Town’s water is safe to drink despite “earthy” smell, taste

Usually lasts three-to-six weeks

Town of Ponoka residents may have noticed a different taste or smell in their tap water lately.

Communications Manager Sandra Smith is reassuring residents that the water is safe and that the change in the water is a normal, annual occurrence due to spring runoff.

“In the spring, the snow melt causes high river flows which lead to higher river turbidity and increased organic materials in the water,” said Smith. “This can cause changes in the hardness, odour, taste and colour of your drinking water which can result temporarily in an earthy taste or smell to the water during the spring.”

The Town of Ponoka is one of five municipalities that are part of the North Red Deer Water Services Commission.

As a member of this commission, Ponoka receives treated, potable water from the City of Red Deer via a 50 km transmission line.

The water comes from the Red Deer River and is treated at the city’s water treatment plant.

“Due to the extensive water treatment in Red Deer and multiple layers of water testing that take place in Red Deer and Ponoka, you can be assured that your water is still safe to drink even though it may taste or smell differently in the spring.”

The water undergoes multiple steps to ensure quality and safety and it meets and exceeds acceptable limits outlined by Alberta Environment and the Guidelines for Canadian Drinking Water Quality, according to Smith.

The water is sampled and tested daily in Red Deer and is tested again when it arrives in Ponoka.

The Town of Ponoka tests the water every weekday for chlorine and organic particles.

Weekly water samples are also taken from various locations in town and tested for bacteria at a lab in Edmonton.

“The Town of Ponoka’s water meets and exceeds all federal and provincial environmental standards.”

To help improve the taste and smell, put the water in a pitcher and let it aerate, or try adding lemons or filtering the water through a consumer charcoal filter, says Smith.

According to, runoff conditions (the unusual taste and smell) lasts an average of three-to-six-weeks each spring.

Just Posted

Hat issue discussed again during public forum

Councillor speaks on reason for respecting crown, resident airs complaints

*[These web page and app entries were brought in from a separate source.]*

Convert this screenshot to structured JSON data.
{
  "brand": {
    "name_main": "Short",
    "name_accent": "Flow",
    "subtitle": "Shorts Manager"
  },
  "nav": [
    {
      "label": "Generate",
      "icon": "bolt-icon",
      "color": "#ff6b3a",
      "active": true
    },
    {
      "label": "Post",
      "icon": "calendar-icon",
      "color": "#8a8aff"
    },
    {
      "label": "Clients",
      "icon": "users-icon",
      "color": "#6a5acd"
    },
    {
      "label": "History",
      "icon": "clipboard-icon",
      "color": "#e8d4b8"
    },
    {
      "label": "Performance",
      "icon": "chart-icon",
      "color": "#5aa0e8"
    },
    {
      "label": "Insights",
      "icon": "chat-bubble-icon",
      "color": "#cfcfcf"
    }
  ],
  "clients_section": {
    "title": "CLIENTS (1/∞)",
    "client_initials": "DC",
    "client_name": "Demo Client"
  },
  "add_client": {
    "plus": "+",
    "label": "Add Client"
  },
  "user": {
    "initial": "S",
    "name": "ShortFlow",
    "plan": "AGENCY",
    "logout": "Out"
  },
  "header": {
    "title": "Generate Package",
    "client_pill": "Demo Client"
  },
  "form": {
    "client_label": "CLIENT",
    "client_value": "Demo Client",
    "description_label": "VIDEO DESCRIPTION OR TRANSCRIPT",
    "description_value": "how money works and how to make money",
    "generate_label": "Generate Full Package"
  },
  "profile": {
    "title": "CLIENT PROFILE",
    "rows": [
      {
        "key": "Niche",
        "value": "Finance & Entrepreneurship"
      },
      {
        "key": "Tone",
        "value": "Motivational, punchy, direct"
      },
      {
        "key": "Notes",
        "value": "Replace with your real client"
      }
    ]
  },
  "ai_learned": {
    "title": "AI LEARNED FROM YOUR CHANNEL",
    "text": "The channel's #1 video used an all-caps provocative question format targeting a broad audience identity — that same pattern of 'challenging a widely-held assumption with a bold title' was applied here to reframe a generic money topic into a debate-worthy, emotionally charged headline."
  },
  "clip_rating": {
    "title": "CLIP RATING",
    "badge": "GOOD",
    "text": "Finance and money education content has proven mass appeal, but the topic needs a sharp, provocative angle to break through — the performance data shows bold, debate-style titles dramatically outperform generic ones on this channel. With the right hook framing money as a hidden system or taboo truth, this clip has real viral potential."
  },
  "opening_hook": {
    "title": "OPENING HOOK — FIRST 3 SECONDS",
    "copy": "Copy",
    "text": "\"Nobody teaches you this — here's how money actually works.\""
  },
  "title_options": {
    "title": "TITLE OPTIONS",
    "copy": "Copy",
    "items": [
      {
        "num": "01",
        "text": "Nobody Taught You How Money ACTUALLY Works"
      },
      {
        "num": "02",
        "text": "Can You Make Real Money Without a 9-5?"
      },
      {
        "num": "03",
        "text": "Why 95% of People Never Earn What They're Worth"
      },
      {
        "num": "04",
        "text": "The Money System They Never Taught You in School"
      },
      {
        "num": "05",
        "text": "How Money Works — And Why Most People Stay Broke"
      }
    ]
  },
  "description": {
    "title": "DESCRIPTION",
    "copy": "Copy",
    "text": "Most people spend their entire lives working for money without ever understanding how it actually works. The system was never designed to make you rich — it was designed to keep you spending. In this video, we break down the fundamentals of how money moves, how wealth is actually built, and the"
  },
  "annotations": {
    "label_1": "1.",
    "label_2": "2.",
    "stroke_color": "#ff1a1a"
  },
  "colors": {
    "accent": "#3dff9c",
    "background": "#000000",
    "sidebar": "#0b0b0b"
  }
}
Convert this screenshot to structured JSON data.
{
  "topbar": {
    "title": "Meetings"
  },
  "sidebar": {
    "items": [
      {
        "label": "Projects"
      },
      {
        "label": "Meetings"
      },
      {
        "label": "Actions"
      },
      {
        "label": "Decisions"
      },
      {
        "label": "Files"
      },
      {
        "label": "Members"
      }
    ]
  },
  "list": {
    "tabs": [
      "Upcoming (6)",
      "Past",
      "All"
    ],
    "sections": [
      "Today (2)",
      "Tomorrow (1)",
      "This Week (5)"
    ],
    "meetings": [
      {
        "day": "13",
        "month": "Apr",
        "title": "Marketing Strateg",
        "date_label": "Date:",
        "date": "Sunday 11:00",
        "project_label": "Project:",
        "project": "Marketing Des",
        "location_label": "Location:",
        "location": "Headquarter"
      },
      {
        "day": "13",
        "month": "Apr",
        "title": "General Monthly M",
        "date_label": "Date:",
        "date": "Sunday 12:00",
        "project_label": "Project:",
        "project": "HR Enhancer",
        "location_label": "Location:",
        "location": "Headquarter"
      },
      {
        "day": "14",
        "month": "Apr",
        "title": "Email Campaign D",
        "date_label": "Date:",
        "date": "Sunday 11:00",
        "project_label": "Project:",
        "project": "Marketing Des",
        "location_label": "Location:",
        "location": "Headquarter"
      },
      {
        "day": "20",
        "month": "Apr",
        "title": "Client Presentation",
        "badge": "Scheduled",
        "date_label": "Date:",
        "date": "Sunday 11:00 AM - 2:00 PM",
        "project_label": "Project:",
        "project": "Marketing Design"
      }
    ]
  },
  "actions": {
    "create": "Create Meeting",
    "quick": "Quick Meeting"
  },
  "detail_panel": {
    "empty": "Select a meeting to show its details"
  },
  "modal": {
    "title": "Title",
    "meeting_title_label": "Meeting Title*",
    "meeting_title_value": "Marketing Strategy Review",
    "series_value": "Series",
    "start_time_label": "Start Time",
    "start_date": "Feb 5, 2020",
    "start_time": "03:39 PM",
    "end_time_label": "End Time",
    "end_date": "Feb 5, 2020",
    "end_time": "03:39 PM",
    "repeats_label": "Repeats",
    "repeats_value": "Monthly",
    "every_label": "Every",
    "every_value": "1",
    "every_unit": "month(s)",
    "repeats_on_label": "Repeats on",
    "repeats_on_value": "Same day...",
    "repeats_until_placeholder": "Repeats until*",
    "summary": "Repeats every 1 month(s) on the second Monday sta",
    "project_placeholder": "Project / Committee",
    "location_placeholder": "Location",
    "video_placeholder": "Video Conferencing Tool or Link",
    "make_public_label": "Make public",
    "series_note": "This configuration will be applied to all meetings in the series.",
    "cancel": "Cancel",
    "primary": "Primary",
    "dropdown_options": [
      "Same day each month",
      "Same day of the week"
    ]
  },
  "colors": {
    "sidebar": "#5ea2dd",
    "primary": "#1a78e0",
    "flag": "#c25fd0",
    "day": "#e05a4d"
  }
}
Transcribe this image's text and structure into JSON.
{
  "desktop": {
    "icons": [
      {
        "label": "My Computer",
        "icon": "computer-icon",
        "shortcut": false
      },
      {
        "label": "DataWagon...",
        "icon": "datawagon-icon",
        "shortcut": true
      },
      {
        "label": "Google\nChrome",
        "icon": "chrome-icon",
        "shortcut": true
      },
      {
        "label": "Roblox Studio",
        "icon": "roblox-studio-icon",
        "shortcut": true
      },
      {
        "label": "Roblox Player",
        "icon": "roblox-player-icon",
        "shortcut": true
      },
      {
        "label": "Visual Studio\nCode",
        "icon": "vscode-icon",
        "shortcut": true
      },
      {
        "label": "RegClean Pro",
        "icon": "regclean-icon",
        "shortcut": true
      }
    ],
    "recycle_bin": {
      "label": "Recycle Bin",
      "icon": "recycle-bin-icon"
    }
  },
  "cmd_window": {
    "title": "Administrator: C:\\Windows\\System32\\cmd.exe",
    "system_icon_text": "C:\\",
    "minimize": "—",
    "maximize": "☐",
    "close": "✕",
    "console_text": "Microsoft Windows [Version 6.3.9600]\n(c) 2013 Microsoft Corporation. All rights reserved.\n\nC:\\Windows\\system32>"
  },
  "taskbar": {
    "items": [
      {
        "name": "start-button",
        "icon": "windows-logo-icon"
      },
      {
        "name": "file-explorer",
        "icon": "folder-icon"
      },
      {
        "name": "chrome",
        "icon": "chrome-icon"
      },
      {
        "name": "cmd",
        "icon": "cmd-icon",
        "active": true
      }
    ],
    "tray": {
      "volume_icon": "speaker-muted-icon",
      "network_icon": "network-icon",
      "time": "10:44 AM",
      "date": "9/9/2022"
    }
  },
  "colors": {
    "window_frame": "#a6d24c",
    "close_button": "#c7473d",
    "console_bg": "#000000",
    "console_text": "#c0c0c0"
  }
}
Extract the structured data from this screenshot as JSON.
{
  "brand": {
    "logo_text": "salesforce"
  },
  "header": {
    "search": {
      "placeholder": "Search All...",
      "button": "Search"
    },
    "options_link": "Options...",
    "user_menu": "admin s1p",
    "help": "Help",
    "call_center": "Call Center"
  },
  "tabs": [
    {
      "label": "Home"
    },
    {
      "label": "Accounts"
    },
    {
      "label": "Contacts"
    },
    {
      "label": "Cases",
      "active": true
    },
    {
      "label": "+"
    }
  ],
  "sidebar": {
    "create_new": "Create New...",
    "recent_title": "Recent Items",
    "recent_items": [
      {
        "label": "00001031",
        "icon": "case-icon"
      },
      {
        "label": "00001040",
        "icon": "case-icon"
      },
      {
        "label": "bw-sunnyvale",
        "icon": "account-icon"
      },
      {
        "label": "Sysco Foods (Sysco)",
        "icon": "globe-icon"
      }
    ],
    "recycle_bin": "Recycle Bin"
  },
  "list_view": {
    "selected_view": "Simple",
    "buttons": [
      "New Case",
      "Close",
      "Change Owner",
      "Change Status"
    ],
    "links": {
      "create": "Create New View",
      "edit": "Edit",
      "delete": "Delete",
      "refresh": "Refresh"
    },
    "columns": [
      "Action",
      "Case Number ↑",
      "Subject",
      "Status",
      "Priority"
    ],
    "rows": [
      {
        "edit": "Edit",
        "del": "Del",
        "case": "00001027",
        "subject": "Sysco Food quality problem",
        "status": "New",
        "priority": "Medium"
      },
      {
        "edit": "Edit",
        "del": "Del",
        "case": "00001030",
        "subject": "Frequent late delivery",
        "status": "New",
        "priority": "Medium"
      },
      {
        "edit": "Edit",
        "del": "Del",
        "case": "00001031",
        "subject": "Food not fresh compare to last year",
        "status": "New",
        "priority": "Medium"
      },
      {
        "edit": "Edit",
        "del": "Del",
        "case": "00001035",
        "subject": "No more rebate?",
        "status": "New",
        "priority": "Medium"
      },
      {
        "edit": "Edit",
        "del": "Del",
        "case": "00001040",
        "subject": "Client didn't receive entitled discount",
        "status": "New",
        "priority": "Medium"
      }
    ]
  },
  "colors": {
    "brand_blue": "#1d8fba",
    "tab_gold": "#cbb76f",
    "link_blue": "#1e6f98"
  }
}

Klaglahachie goes plaid for new play

Forever Plaid musical to take to Ponoka stage next month

Ponoka locals to compete at CFR

The 2019 Canadian Finals Rodeo (CFR) in Red Deer will feature a… Continue reading

VIDEO: Alberta teen found guilty of shooting German tourist, leaving him paralyzed

The boy, who cannot be publicly identified, was from the Stoney Nakoda First Nation

Leaders pour it on with rallies, boosts for candidates as campaign reaches peak

The federal election campaign has reached a crescendo

Not a political question: Thunberg calls for climate action in Alberta

Edmonton police estimated the size of the crowd at about 4,000

Rebels drop third straight against Oil Kings

Rebels have given up 19 goals, scord 2 in three games

Zantac, the over-the-counter heartburn drug, pulled in Canada, U.S.

Health Canada also investigates possible carcinogen in some ranitidine drugs

Greta Thunberg calls for climate action in Alberta, but doesn’t talk oilsands

Swedish teen was met with some oil and gas industry supporters who came in a truck convoy

Scheer denies spreading ‘misinformation’ in predicting unannounced Liberal taxes

Conservative leader had claimed that a potential NDP-Liberal coalition could lead to a hike in GST

Kawhi Leonard, former Toronto Raptor, welcomed back to Vancouver at pre-season game

Fans go wild at pre-season game between L.A. Clippers and Dallas Mavericks at Rogers Arena

Greens and NDP go head to head on West Coast; Scheer takes fight to Bernier

Trudeau turns focus to key ridings outside Toronto after two days in Quebec

Most Read